___ Source records ___
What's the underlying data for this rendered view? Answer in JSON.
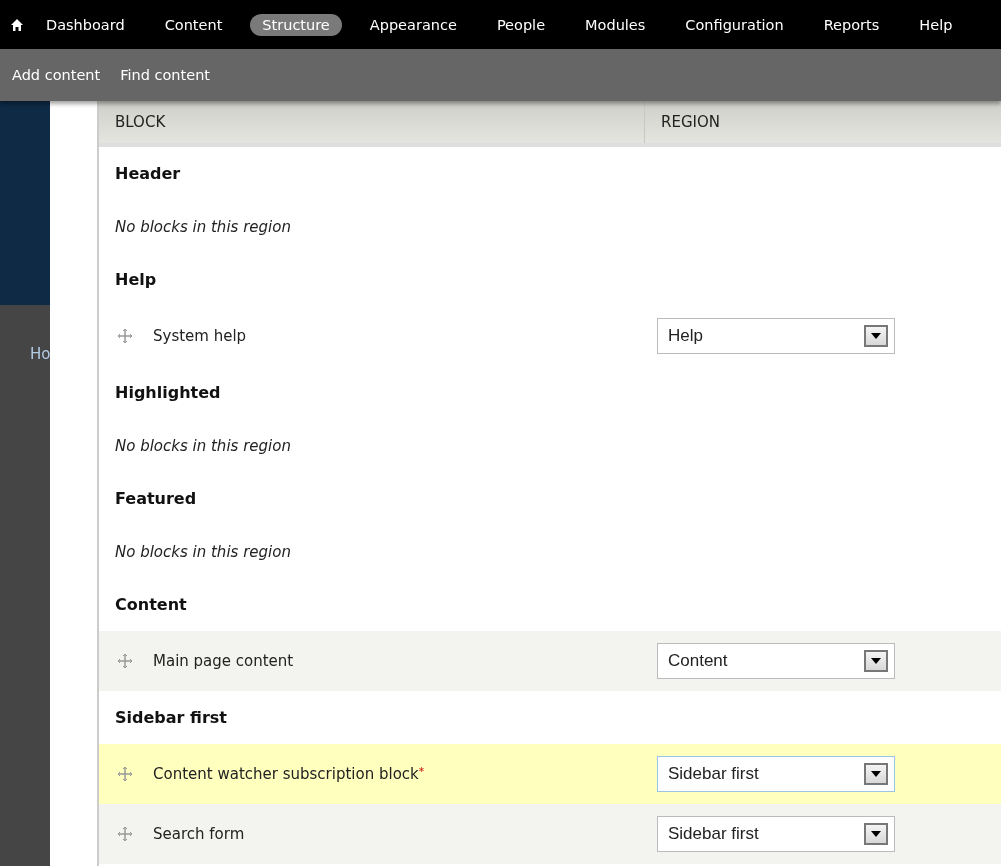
{
  "toolbar": {
    "items": [
      {
        "label": "Dashboard",
        "selected": false
      },
      {
        "label": "Content",
        "selected": false
      },
      {
        "label": "Structure",
        "selected": true
      },
      {
        "label": "Appearance",
        "selected": false
      },
      {
        "label": "People",
        "selected": false
      },
      {
        "label": "Modules",
        "selected": false
      },
      {
        "label": "Configuration",
        "selected": false
      },
      {
        "label": "Reports",
        "selected": false
      },
      {
        "label": "Help",
        "selected": false
      }
    ]
  },
  "shortcuts": [
    "Add content",
    "Find content"
  ],
  "breadcrumb": "Ho",
  "table": {
    "columns": [
      "BLOCK",
      "REGION"
    ],
    "rows": [
      {
        "kind": "region",
        "title": "Header"
      },
      {
        "kind": "message",
        "text": "No blocks in this region"
      },
      {
        "kind": "region",
        "title": "Help"
      },
      {
        "kind": "block",
        "name": "System help",
        "region": "Help",
        "even": false,
        "changed": false,
        "focused": false
      },
      {
        "kind": "region",
        "title": "Highlighted"
      },
      {
        "kind": "message",
        "text": "No blocks in this region"
      },
      {
        "kind": "region",
        "title": "Featured"
      },
      {
        "kind": "message",
        "text": "No blocks in this region"
      },
      {
        "kind": "region",
        "title": "Content"
      },
      {
        "kind": "block",
        "name": "Main page content",
        "region": "Content",
        "even": true,
        "changed": false,
        "focused": false
      },
      {
        "kind": "region",
        "title": "Sidebar first"
      },
      {
        "kind": "block",
        "name": "Content watcher subscription block",
        "marker": "*",
        "region": "Sidebar first",
        "changed": true,
        "focused": true
      },
      {
        "kind": "block",
        "name": "Search form",
        "region": "Sidebar first",
        "even": true,
        "changed": false,
        "focused": false
      }
    ]
  }
}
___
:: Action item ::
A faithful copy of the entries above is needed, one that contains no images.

:: Answer space ::
What's the underlying data for this rendered view? Answer in JSON.
{
  "toolbar": {
    "items": [
      {
        "label": "Dashboard",
        "selected": false
      },
      {
        "label": "Content",
        "selected": false
      },
      {
        "label": "Structure",
        "selected": true
      },
      {
        "label": "Appearance",
        "selected": false
      },
      {
        "label": "People",
        "selected": false
      },
      {
        "label": "Modules",
        "selected": false
      },
      {
        "label": "Configuration",
        "selected": false
      },
      {
        "label": "Reports",
        "selected": false
      },
      {
        "label": "Help",
        "selected": false
      }
    ]
  },
  "shortcuts": [
    "Add content",
    "Find content"
  ],
  "breadcrumb": "Ho",
  "table": {
    "columns": [
      "BLOCK",
      "REGION"
    ],
    "rows": [
      {
        "kind": "region",
        "title": "Header"
      },
      {
        "kind": "message",
        "text": "No blocks in this region"
      },
      {
        "kind": "region",
        "title": "Help"
      },
      {
        "kind": "block",
        "name": "System help",
        "region": "Help",
        "even": false,
        "changed": false,
        "focused": false
      },
      {
        "kind": "region",
        "title": "Highlighted"
      },
      {
        "kind": "message",
        "text": "No blocks in this region"
      },
      {
        "kind": "region",
        "title": "Featured"
      },
      {
        "kind": "message",
        "text": "No blocks in this region"
      },
      {
        "kind": "region",
        "title": "Content"
      },
      {
        "kind": "block",
        "name": "Main page content",
        "region": "Content",
        "even": true,
        "changed": false,
        "focused": false
      },
      {
        "kind": "region",
        "title": "Sidebar first"
      },
      {
        "kind": "block",
        "name": "Content watcher subscription block",
        "marker": "*",
        "region": "Sidebar first",
        "changed": true,
        "focused": true
      },
      {
        "kind": "block",
        "name": "Search form",
        "region": "Sidebar first",
        "even": true,
        "changed": false,
        "focused": false
      }
    ]
  }
}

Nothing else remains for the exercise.